Dead Irrawaddy Dolphin Found in Mandalay Region
By Zarni Mann 23 June 2017
MANDALAY — Local fishermen found the dead body of an Irrawaddy dolphin near Madaya Township’s Thone Sae Pay village in Mandalay Region on Wednesday, according to the Wildlife Conservation Society (WCS).
“After studying the body, we found it was a 30-year-old male with no injuries, so we took the cause of death to be old age,” said deputy project manager of WCS U Kyaw Hla Thein, adding that the dolphin probably died a few days before it was discovered.
Local environmental activists, however, blamed the death on electric-shock fishing, a major threat to the endangered species.
“Although there is prohibition of electric-shock fishing, some fishermen are still using the method as the supply of fish is declining in the Irrawaddy River,” said U Maung Maung Oo, a member of the Natural Green Society, which is researching Irrawaddy dolphins.
Electric-shock fishing, especially in the Irrawaddy River’s protection zone, is prohibited by the Freshwater Fisheries Law, enacted by the Department of Fisheries, and violators face three years in prison or a 300,000 kyats fine.
“To effectively protect this endangered species, the local government should restrict fishing in the Irrawaddy River and stop gold miners polluting the river upstream,” said U Maung Maung Oo.
According to WCS, in 2012 there were 86 dolphins. By 2014, however, the population was just 63. In 2015, 58 were counted in the protection zone, which spans from Mandalay to Bhamo.
The population of dolphins was counted as 65 in 2016, despite three dolphins, including a pregnant female, being found dead that year.

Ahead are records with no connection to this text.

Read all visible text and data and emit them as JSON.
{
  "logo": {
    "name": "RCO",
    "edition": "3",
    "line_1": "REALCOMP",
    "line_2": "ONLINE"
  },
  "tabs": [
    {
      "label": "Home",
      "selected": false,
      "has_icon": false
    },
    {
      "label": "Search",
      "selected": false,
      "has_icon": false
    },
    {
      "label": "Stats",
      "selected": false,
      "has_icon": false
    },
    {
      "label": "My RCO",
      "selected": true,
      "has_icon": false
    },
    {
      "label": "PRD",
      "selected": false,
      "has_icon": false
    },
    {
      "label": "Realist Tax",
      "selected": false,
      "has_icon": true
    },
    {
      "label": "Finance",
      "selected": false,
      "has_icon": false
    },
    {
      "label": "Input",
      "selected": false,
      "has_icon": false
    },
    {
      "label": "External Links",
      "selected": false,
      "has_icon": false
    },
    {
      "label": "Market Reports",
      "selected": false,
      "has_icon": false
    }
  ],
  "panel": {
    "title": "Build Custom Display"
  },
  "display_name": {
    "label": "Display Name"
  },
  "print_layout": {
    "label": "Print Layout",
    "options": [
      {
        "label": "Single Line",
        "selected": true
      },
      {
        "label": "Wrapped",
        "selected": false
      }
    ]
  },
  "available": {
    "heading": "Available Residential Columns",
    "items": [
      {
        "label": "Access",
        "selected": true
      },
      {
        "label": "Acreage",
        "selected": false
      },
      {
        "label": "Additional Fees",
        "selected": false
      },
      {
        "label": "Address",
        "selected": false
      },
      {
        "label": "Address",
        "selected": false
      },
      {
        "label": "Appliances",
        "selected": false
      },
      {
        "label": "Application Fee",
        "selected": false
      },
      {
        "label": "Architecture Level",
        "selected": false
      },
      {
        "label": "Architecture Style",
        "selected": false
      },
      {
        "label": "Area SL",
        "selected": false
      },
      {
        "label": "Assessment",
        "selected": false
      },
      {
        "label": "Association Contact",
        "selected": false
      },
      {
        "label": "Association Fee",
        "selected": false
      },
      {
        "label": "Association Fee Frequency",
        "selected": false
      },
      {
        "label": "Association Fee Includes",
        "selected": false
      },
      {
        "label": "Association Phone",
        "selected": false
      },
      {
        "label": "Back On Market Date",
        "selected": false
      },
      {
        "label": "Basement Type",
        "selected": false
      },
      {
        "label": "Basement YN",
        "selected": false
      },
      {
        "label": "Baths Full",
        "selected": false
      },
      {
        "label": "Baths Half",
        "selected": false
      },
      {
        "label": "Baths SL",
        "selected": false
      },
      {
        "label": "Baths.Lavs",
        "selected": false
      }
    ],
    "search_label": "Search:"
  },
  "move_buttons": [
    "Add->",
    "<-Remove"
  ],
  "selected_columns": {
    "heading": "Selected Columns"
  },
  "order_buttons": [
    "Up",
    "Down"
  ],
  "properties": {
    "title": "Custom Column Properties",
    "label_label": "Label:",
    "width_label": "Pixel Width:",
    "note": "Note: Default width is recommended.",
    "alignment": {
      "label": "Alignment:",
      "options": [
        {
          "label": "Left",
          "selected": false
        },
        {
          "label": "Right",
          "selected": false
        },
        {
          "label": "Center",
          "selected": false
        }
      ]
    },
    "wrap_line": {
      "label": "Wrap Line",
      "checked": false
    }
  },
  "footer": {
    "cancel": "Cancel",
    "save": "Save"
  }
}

A WCS survey in February this year found 69 dolphins in the protection zone. At the end of April, a male dolphin was found dead with injuries on his fins believe to be caused by a boat’s propeller.